## Data in this exercise

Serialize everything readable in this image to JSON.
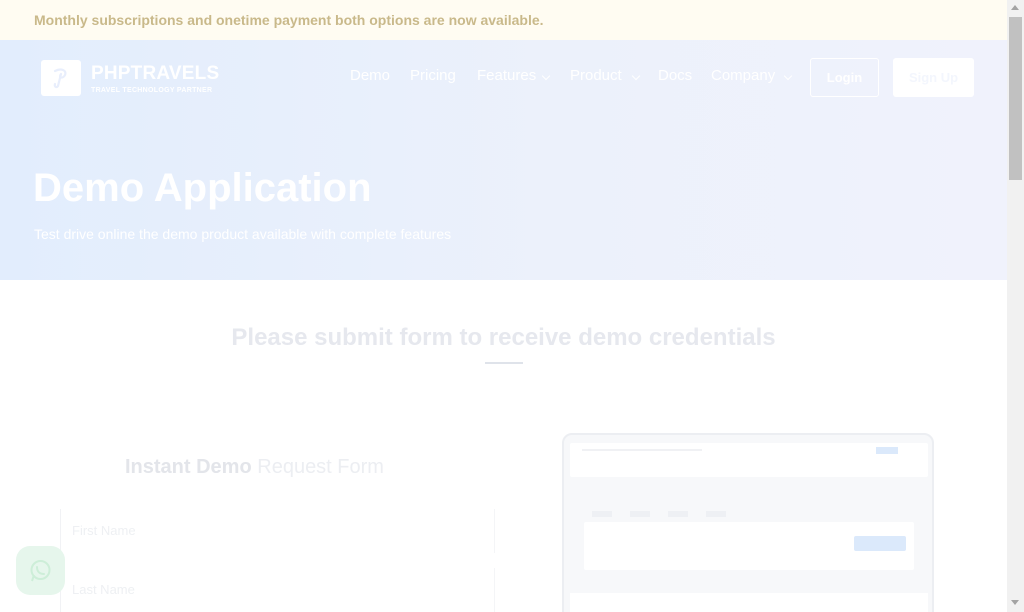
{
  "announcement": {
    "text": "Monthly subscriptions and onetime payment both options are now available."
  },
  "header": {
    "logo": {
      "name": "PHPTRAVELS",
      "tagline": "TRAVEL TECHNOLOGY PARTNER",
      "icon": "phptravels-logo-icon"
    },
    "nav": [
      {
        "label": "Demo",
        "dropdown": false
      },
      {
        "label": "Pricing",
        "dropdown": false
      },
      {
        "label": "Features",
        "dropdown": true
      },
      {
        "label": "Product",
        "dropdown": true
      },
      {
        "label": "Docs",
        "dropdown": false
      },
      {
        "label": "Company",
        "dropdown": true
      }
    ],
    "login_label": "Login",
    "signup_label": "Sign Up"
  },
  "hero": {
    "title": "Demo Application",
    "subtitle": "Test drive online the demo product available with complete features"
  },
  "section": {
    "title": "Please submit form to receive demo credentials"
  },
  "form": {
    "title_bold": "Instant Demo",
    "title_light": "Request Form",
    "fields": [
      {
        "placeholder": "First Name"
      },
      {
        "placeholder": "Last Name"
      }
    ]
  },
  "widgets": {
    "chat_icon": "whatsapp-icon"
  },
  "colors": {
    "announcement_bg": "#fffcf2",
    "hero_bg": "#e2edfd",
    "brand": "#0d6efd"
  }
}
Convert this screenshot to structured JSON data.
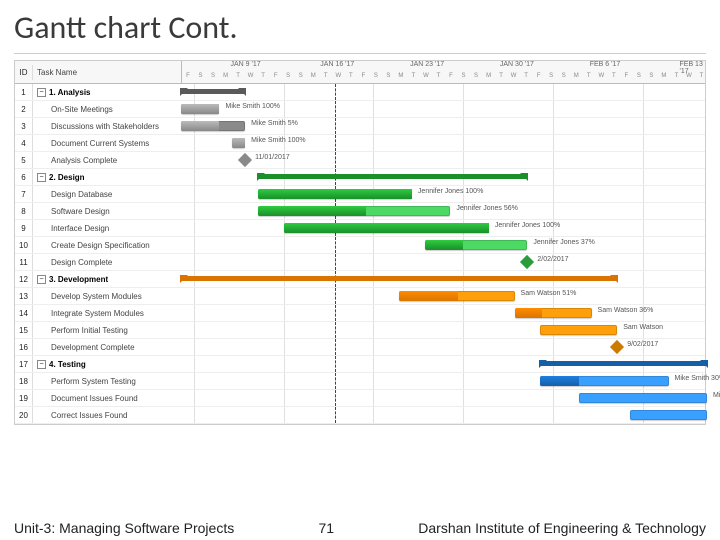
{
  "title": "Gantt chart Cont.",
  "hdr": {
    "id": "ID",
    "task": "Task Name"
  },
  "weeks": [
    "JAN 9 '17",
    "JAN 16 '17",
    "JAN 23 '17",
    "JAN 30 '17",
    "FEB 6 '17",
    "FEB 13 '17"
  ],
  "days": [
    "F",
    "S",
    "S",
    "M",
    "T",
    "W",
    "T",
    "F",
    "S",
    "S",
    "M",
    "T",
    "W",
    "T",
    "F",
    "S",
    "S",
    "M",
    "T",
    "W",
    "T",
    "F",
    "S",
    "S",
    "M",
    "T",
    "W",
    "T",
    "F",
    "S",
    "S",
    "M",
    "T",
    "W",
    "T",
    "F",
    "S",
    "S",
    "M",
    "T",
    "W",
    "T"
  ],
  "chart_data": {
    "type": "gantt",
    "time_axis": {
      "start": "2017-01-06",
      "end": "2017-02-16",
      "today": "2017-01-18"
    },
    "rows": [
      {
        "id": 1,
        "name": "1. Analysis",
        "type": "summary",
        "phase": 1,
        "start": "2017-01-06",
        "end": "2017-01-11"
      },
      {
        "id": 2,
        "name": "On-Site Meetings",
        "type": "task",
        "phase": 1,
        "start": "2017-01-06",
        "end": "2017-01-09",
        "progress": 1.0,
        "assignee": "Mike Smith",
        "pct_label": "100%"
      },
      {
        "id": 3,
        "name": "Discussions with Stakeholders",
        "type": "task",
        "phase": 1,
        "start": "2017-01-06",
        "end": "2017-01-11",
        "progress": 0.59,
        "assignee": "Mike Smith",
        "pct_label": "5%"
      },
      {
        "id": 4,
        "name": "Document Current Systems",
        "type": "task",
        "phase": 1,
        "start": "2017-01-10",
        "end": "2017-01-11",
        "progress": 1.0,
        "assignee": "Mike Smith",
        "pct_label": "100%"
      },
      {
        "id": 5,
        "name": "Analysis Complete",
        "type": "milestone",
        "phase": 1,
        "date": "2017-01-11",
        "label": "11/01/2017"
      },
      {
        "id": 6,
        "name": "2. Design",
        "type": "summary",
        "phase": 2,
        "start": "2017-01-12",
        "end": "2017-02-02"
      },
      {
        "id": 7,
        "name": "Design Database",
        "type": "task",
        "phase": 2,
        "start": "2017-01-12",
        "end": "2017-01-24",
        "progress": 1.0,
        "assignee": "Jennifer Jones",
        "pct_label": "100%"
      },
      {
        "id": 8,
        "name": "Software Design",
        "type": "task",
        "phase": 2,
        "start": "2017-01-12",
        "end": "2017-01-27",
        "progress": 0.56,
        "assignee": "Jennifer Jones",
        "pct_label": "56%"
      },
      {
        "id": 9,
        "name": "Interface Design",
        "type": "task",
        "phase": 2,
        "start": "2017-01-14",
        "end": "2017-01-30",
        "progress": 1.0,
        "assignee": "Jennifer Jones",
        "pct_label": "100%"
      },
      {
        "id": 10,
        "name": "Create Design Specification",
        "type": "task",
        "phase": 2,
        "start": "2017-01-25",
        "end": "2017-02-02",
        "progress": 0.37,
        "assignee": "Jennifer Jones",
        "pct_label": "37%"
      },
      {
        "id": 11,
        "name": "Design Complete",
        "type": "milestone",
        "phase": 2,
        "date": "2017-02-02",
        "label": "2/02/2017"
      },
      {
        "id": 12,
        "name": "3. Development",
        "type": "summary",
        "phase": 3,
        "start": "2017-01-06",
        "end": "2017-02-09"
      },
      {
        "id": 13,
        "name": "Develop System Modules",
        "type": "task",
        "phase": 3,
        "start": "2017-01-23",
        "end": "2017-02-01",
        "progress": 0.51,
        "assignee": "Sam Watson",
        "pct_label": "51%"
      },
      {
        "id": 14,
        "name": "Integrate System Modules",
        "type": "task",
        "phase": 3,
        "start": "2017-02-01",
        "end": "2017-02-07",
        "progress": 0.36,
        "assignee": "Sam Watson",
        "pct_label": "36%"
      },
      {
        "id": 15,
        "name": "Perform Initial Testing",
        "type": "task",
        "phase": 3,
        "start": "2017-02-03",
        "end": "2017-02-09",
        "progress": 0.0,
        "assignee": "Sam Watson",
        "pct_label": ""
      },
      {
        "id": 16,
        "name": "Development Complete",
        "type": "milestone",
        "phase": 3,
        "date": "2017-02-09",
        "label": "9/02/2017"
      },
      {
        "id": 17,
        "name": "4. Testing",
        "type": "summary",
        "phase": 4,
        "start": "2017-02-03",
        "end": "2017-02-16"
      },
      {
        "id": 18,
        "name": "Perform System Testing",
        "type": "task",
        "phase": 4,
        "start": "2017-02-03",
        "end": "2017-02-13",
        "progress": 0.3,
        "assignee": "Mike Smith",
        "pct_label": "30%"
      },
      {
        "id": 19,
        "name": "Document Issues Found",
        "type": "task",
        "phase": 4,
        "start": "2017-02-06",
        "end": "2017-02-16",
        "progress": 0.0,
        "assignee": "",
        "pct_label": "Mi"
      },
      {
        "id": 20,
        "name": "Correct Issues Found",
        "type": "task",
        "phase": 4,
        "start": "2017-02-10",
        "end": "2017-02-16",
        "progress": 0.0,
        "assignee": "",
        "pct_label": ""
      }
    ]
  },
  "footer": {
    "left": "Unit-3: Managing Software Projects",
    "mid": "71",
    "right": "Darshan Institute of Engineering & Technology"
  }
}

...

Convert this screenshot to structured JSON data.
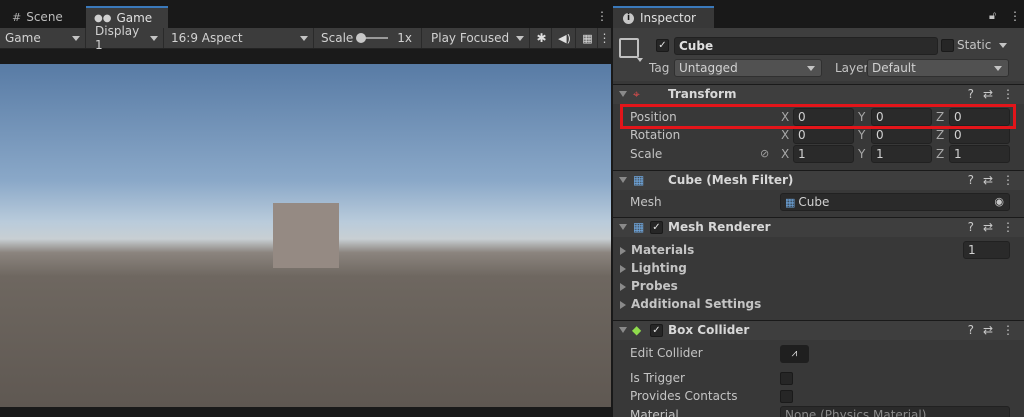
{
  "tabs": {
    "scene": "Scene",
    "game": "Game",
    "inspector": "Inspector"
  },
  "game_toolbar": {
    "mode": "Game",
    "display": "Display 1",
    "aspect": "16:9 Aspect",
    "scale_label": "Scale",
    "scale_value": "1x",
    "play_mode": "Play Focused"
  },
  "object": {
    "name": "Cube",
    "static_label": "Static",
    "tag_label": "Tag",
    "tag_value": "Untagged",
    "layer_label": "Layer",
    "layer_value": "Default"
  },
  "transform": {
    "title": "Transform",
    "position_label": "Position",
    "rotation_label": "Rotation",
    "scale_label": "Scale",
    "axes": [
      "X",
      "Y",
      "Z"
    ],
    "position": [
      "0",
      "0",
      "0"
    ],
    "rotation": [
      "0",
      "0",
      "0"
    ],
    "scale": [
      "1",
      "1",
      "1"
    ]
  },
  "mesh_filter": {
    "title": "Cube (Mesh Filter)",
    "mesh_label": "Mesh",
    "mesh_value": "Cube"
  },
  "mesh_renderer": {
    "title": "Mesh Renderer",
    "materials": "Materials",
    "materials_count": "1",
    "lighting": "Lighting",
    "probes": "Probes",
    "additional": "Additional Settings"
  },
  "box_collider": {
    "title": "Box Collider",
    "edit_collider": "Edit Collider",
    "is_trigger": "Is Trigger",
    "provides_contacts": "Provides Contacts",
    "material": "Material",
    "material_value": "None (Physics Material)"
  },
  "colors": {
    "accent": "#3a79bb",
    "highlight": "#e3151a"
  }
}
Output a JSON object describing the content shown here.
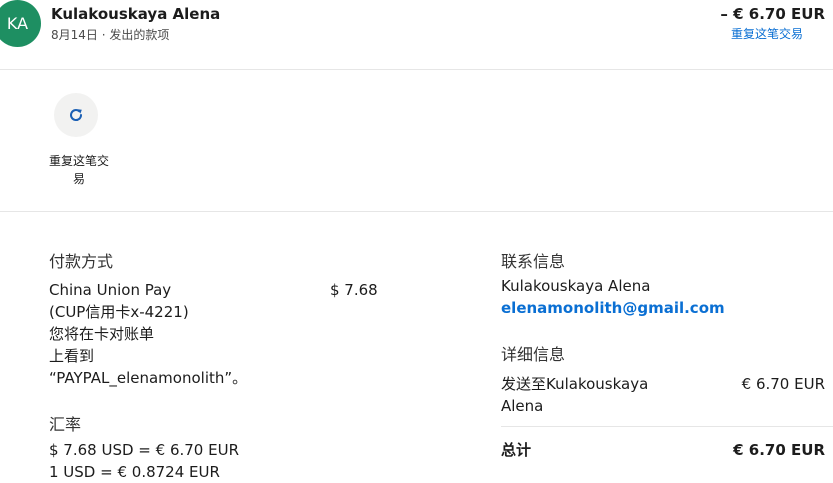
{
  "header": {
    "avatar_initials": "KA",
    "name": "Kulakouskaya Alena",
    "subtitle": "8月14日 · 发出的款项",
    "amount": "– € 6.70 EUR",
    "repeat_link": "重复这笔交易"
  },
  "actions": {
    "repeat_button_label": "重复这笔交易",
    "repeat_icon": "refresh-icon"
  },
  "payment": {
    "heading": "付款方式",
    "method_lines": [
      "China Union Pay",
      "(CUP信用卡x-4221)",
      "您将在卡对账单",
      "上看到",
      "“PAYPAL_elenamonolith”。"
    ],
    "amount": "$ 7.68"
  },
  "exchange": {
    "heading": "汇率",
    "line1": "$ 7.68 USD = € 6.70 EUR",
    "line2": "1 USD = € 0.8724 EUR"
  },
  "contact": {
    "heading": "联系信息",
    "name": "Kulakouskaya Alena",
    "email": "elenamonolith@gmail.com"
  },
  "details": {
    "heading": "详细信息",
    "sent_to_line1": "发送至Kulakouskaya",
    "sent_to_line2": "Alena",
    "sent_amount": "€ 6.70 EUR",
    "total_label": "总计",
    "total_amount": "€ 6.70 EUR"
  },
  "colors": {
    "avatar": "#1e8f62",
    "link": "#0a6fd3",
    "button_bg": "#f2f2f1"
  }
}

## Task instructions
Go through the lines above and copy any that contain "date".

## Task response
        "date": "2017-01-11",
        "date": "2017-02-02",
        "date": "2017-02-09",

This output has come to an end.